Caring precedes hurt, which precedes hate.
If people hate, that’s because something they care about is not happening.
People who hate hurt (are scared) because they see that people don’t care about them.
They feel this as a survival level threat.
If I can’t feel compassion for people who hate, I remain part of the problem!
This is where I store my attempts at writing, please take a look now and then.
[alettertoanyone.com] (My web site)
My observation would be no. The base instinct of unfettered Man is a horror as we have seen with ISIS and looting and violence after disasters. The ‘moral’ structures in place are civic authority and religion. Left to our own devices we are self-serving monsters. (A few individuals excepted)
Relativists would say that moral judgments are always subject to societal norms,but this seems to be proved wrong by the fact that there are some moral judgments that all societies agree on, such as that it is wrong to kill people for pleasure. Also we seem to have certain innate traits which I would call moral, such as our sense of fairness, which has been demonstrated in children as young as three months
If we distinguish between specific moral norms and general moral laws, I think that moral norms are neither subjective nor objective, but inter-subjective: they form a kind of operating system for societies, but they can change, and there can be exceptions.
But there general moral rules or laws like Kant's categorical imperative or the Golden Rule which do not specify any specific norm or behavior, and they are quasi universal. Therefore I'd say that it is always bad to do things that you do not want others to do to you or to your family and friends.

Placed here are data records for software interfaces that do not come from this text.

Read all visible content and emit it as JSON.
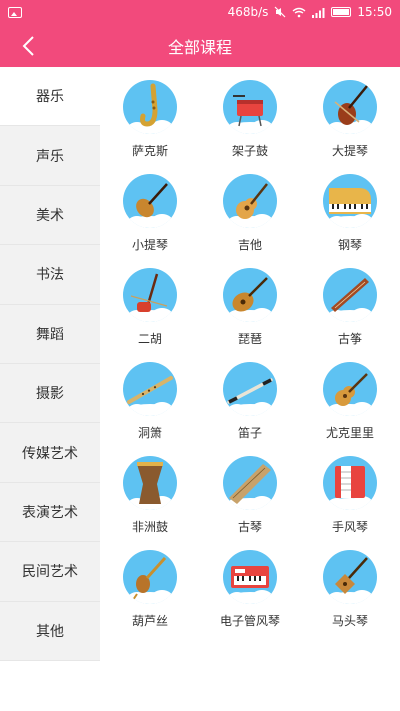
{
  "status": {
    "speed": "468b/s",
    "time": "15:50"
  },
  "header": {
    "title": "全部课程"
  },
  "sidebar": {
    "items": [
      {
        "label": "器乐"
      },
      {
        "label": "声乐"
      },
      {
        "label": "美术"
      },
      {
        "label": "书法"
      },
      {
        "label": "舞蹈"
      },
      {
        "label": "摄影"
      },
      {
        "label": "传媒艺术"
      },
      {
        "label": "表演艺术"
      },
      {
        "label": "民间艺术"
      },
      {
        "label": "其他"
      }
    ],
    "active": "器乐"
  },
  "instruments": [
    {
      "label": "萨克斯",
      "icon": "saxophone-icon"
    },
    {
      "label": "架子鼓",
      "icon": "drum-kit-icon"
    },
    {
      "label": "大提琴",
      "icon": "cello-icon"
    },
    {
      "label": "小提琴",
      "icon": "violin-icon"
    },
    {
      "label": "吉他",
      "icon": "guitar-icon"
    },
    {
      "label": "钢琴",
      "icon": "piano-icon"
    },
    {
      "label": "二胡",
      "icon": "erhu-icon"
    },
    {
      "label": "琵琶",
      "icon": "pipa-icon"
    },
    {
      "label": "古筝",
      "icon": "guzheng-icon"
    },
    {
      "label": "洞箫",
      "icon": "dongxiao-icon"
    },
    {
      "label": "笛子",
      "icon": "flute-icon"
    },
    {
      "label": "尤克里里",
      "icon": "ukulele-icon"
    },
    {
      "label": "非洲鼓",
      "icon": "djembe-icon"
    },
    {
      "label": "古琴",
      "icon": "guqin-icon"
    },
    {
      "label": "手风琴",
      "icon": "accordion-icon"
    },
    {
      "label": "葫芦丝",
      "icon": "hulusi-icon"
    },
    {
      "label": "电子管风琴",
      "icon": "electronic-organ-icon"
    },
    {
      "label": "马头琴",
      "icon": "morin-khuur-icon"
    }
  ],
  "colors": {
    "brand": "#f24a7c",
    "icon_bg": "#5ec2f2"
  }
}
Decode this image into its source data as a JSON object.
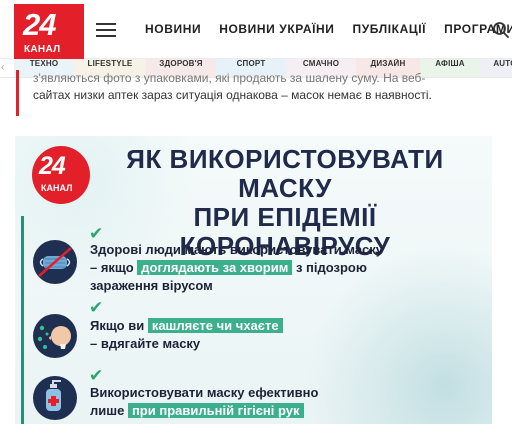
{
  "header": {
    "logo": {
      "number": "24",
      "name": "КАНАЛ"
    },
    "nav": [
      "НОВИНИ",
      "НОВИНИ УКРАЇНИ",
      "ПУБЛІКАЦІЇ",
      "ПРОГРАМИ"
    ]
  },
  "categories": [
    "ТЕХНО",
    "LIFESTYLE",
    "ЗДОРОВ'Я",
    "СПОРТ",
    "СМАЧНО",
    "ДИЗАЙН",
    "АФІША",
    "AUTO"
  ],
  "article": {
    "line1": "з'являються фото з упаковками, які продають за шалену суму. На веб-",
    "line2": "сайтах низки аптек зараз ситуація однакова – масок немає в наявності."
  },
  "infographic": {
    "logo": {
      "number": "24",
      "name": "КАНАЛ"
    },
    "title_line1": "ЯК ВИКОРИСТОВУВАТИ МАСКУ",
    "title_line2": "ПРИ ЕПІДЕМІЇ КОРОНАВІРУСУ",
    "tips": [
      {
        "pre": "Здорові люди мають використовувати маску",
        "dash": "– якщо",
        "highlight": "доглядають за хворим",
        "post": "з підозрою",
        "line3": "зараження вірусом"
      },
      {
        "pre": "Якщо ви",
        "highlight": "кашляєте чи чхаєте",
        "line2": "– вдягайте маску"
      },
      {
        "line1": "Використовувати маску ефективно",
        "pre": "лише",
        "highlight": "при правильній гігієні рук"
      }
    ]
  },
  "colors": {
    "brand": "#e3202a",
    "accent": "#3bb08a",
    "navy": "#1f2f52"
  }
}
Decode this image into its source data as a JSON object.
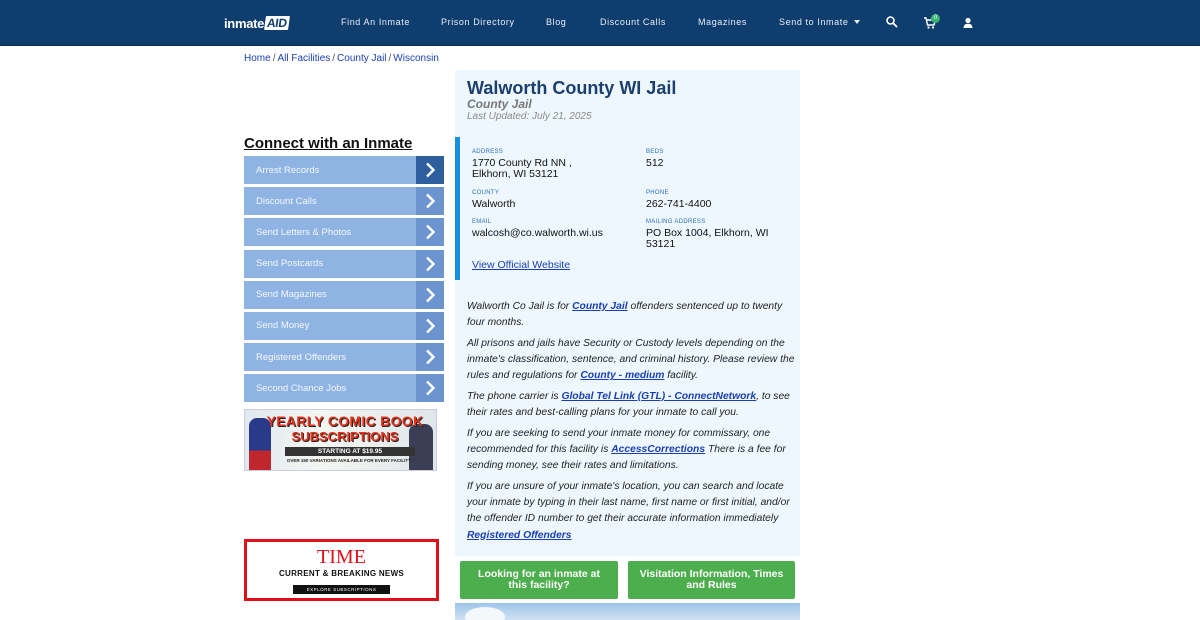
{
  "header": {
    "logo_main": "inmate",
    "logo_accent": "AID",
    "nav": [
      "Find An Inmate",
      "Prison Directory",
      "Blog",
      "Discount Calls",
      "Magazines",
      "Send to Inmate"
    ],
    "cart_count": "0",
    "colors": {
      "bar": "#0f3d6e",
      "badge": "#3cb371"
    }
  },
  "breadcrumb": [
    "Home",
    "All Facilities",
    "County Jail",
    "Wisconsin"
  ],
  "sidebar": {
    "title": "Connect with an Inmate",
    "items": [
      "Arrest Records",
      "Discount Calls",
      "Send Letters & Photos",
      "Send Postcards",
      "Send Magazines",
      "Send Money",
      "Registered Offenders",
      "Second Chance Jobs"
    ],
    "comic_ad": {
      "line1": "YEARLY COMIC BOOK",
      "line2": "SUBSCRIPTIONS",
      "line3": "STARTING AT $19.95",
      "line4": "OVER 150 VARIATIONS AVAILABLE FOR EVERY FACILITY"
    },
    "time_ad": {
      "brand": "TIME",
      "tagline": "CURRENT & BREAKING NEWS",
      "button": "EXPLORE SUBSCRIPTIONS"
    }
  },
  "facility": {
    "name": "Walworth County WI Jail",
    "type": "County Jail",
    "updated": "Last Updated: July 21, 2025",
    "address_label": "ADDRESS",
    "address_line1": "1770 County Rd NN ,",
    "address_line2": "Elkhorn, WI 53121",
    "beds_label": "BEDS",
    "beds": "512",
    "county_label": "COUNTY",
    "county": "Walworth",
    "phone_label": "PHONE",
    "phone": "262-741-4400",
    "email_label": "EMAIL",
    "email": "walcosh@co.walworth.wi.us",
    "mailing_label": "MAILING ADDRESS",
    "mailing_line1": "PO Box 1004, Elkhorn, WI",
    "mailing_line2": "53121",
    "website_link": "View Official Website"
  },
  "description": {
    "p1_pre": "Walworth Co Jail is for ",
    "p1_link": "County Jail",
    "p1_post": " offenders sentenced up to twenty four months.",
    "p2_pre": "All prisons and jails have Security or Custody levels depending on the inmate's classification, sentence, and criminal history. Please review the rules and regulations for ",
    "p2_link": "County - medium",
    "p2_post": " facility.",
    "p3_pre": "The phone carrier is ",
    "p3_link": "Global Tel Link (GTL) - ConnectNetwork",
    "p3_post": ", to see their rates and best-calling plans for your inmate to call you.",
    "p4_pre": "If you are seeking to send your inmate money for commissary, one recommended for this facility is ",
    "p4_link": "AccessCorrections",
    "p4_post": " There is a fee for sending money, see their rates and limitations.",
    "p5_pre": "If you are unsure of your inmate's location, you can search and locate your inmate by typing in their last name, first name or first initial, and/or the offender ID number to get their accurate information immediately",
    "p5_link": "Registered Offenders"
  },
  "cta": {
    "left": "Looking for an inmate at this facility?",
    "right": "Visitation Information, Times and Rules"
  }
}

NO, name any morality and you could find a situation where it would be moral to break it. Example is, it is unmoral to take a life, but if your life or the life of your family threated, would you not kill to protect your own life or your family.